-- Required action --
For the listing below, show each line that includes the string "Twitter".

-.-.-

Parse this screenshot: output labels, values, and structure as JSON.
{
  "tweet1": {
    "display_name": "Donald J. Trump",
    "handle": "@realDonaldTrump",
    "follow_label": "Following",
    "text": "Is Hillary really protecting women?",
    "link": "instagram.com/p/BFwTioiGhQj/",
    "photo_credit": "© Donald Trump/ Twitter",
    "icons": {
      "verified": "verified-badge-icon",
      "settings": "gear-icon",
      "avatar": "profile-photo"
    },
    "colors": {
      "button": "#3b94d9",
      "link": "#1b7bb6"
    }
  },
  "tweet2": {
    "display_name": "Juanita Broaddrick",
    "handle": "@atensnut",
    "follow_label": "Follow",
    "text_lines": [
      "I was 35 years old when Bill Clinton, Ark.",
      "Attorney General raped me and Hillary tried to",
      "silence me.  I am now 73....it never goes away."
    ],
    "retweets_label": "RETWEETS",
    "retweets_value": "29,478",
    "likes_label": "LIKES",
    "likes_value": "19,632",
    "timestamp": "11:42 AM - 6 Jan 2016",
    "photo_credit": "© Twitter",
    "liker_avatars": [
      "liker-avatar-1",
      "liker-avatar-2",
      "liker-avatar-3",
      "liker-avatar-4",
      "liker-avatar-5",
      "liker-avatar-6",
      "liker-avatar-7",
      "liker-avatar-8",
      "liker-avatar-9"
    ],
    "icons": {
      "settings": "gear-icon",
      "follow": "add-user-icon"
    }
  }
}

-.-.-

-- Solution --
    "photo_credit": "© Donald Trump/ Twitter",
    "photo_credit": "© Twitter",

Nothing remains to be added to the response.